  • You have diabetes
  • You have a family history of glaucoma
  • You’re African American and age 50 or older
  • You’re Hispanic and age 65 or older

Symptoms may include:

  • Gradually, patchy blind spots in your side vision. Side vision also is known as peripheral vision
  • Blurred vision

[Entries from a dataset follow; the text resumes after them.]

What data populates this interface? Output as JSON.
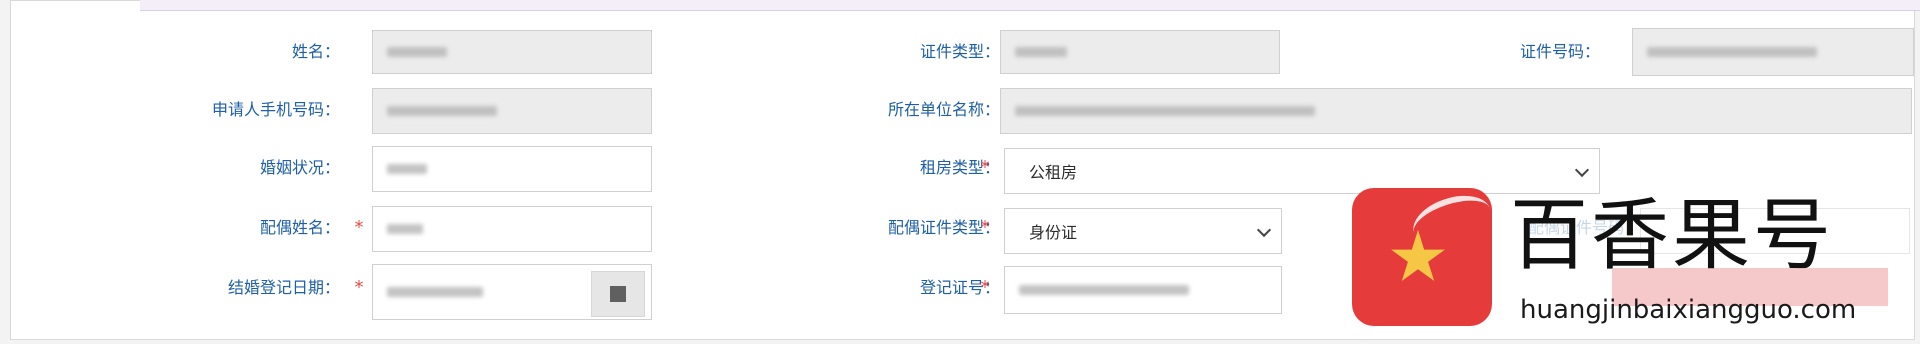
{
  "form": {
    "name": {
      "label": "姓名："
    },
    "id_type": {
      "label": "证件类型："
    },
    "id_number": {
      "label": "证件号码："
    },
    "applicant_phone": {
      "label": "申请人手机号码："
    },
    "employer_name": {
      "label": "所在单位名称："
    },
    "marital_status": {
      "label": "婚姻状况："
    },
    "rental_type": {
      "label": "租房类型：",
      "value": "公租房"
    },
    "spouse_name": {
      "label": "配偶姓名："
    },
    "spouse_id_type": {
      "label": "配偶证件类型：",
      "value": "身份证"
    },
    "spouse_id_number": {
      "label": "配偶证件号码："
    },
    "marriage_reg_date": {
      "label": "结婚登记日期："
    },
    "registration_number": {
      "label": "登记证号："
    },
    "required_mark": "*"
  },
  "watermark": {
    "title": "百香果号",
    "url": "huangjinbaixiangguo.com"
  },
  "colors": {
    "label_blue": "#1f5fa8",
    "required_red": "#e64a4a",
    "field_gray": "#ececec",
    "logo_red": "#e53b3b",
    "logo_star": "#f6c744"
  }
}
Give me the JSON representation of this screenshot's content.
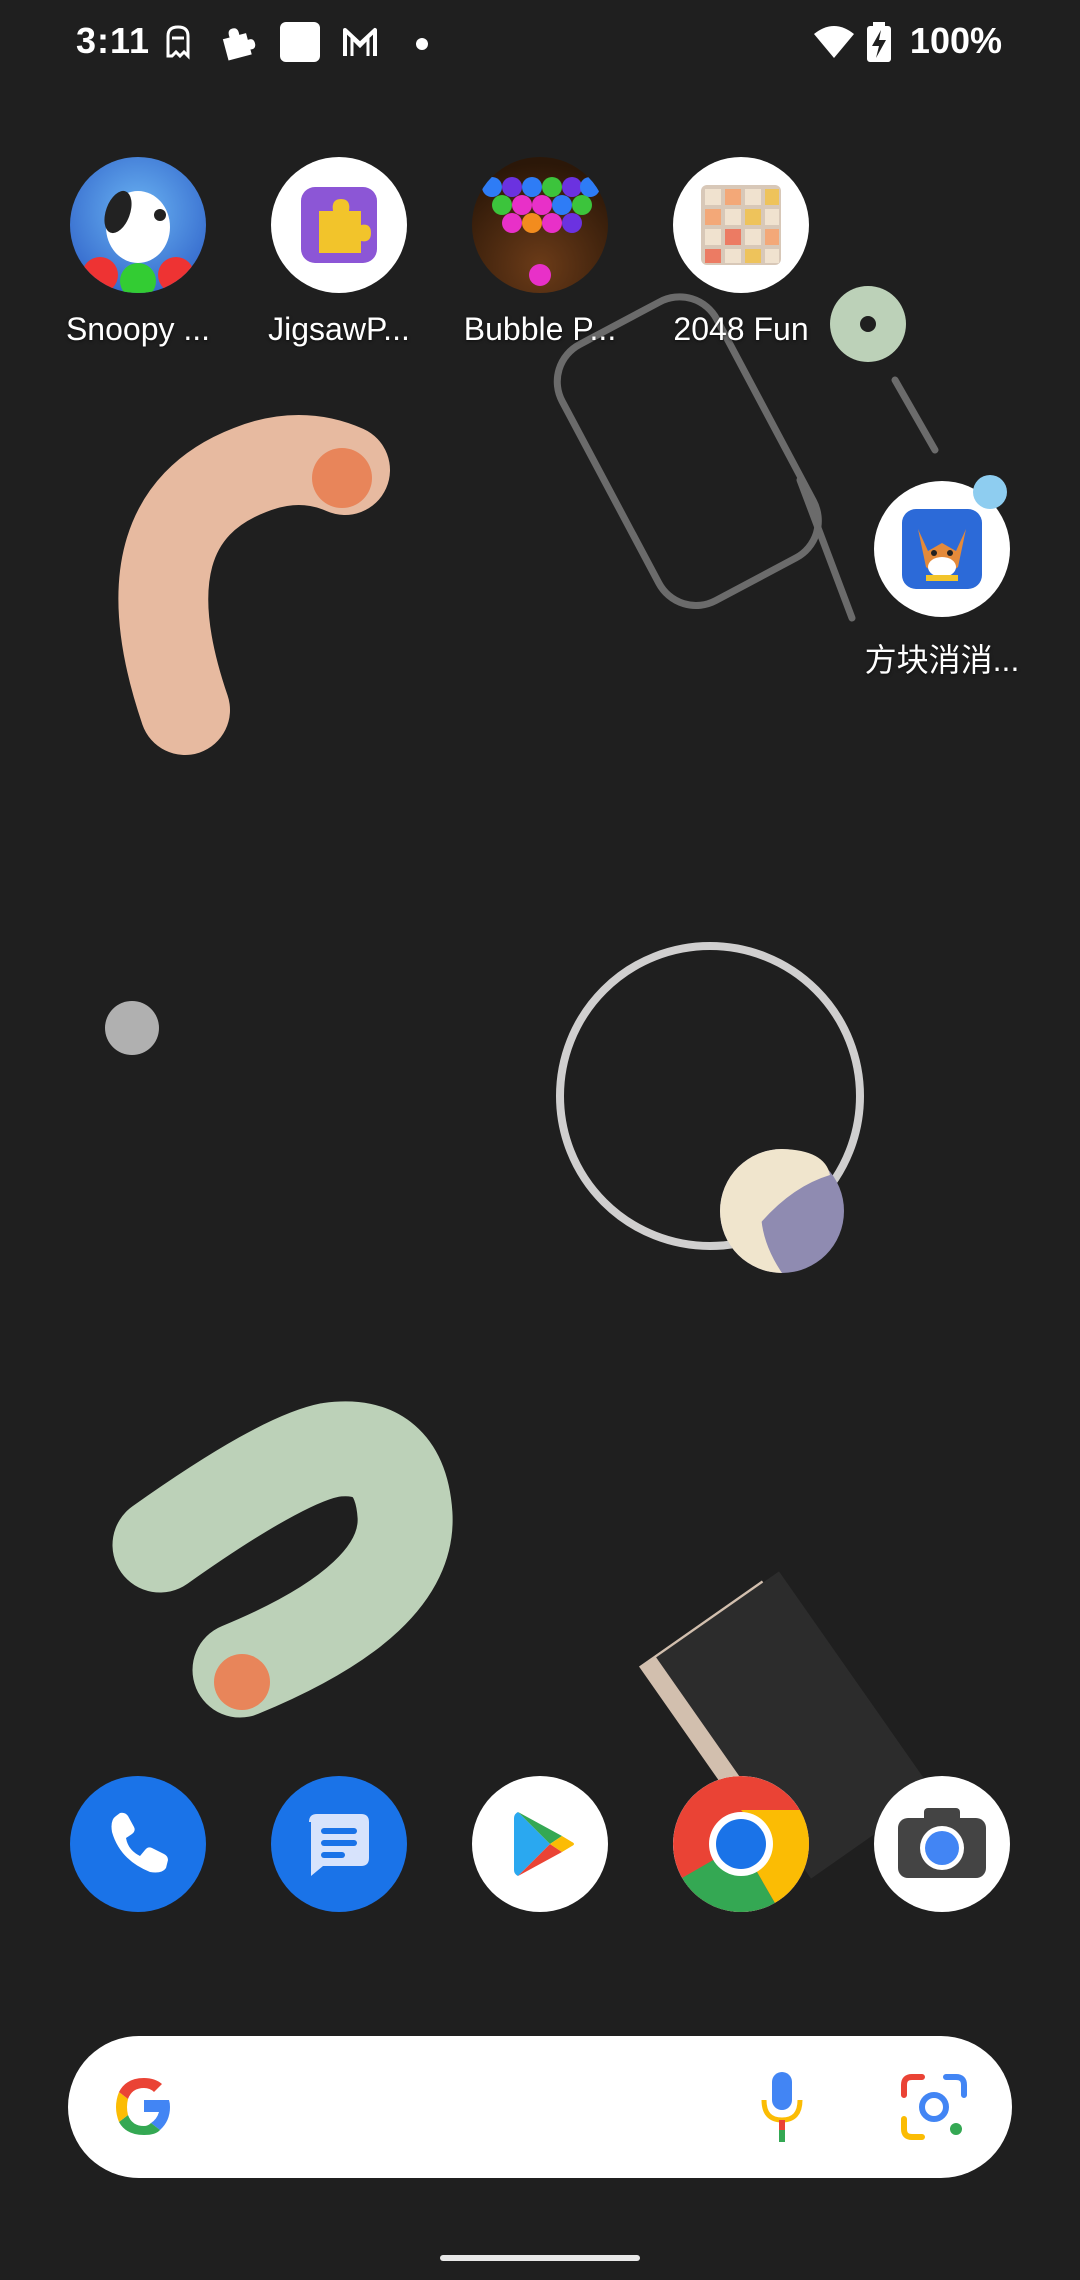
{
  "status_bar": {
    "time": "3:11",
    "battery_percent": "100%",
    "left_icons": [
      "ghost-notification-icon",
      "puzzle-notification-icon",
      "square-notification-icon",
      "gmail-icon",
      "more-notifications-dot-icon"
    ],
    "right_icons": [
      "wifi-icon",
      "battery-charging-icon"
    ]
  },
  "home": {
    "apps": [
      {
        "label": "Snoopy ...",
        "icon": "snoopy-pop-icon"
      },
      {
        "label": "JigsawP...",
        "icon": "jigsaw-puzzle-icon"
      },
      {
        "label": "Bubble P...",
        "icon": "bubble-pop-icon"
      },
      {
        "label": "2048 Fun",
        "icon": "2048-fun-icon"
      },
      {
        "label": "方块消消...",
        "icon": "block-match-fox-icon",
        "has_notification": true
      }
    ]
  },
  "dock": {
    "apps": [
      {
        "name": "Phone",
        "icon": "phone-icon"
      },
      {
        "name": "Messages",
        "icon": "messages-icon"
      },
      {
        "name": "Play Store",
        "icon": "play-store-icon"
      },
      {
        "name": "Chrome",
        "icon": "chrome-icon"
      },
      {
        "name": "Camera",
        "icon": "camera-icon"
      }
    ]
  },
  "search": {
    "icons": [
      "google-g-icon",
      "microphone-icon",
      "google-lens-icon"
    ]
  },
  "colors": {
    "background": "#1f1f1f",
    "accent_blue": "#1a73e8",
    "notification_dot": "#8ecdf0"
  }
}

For more information or questions, please contact your eye care provider.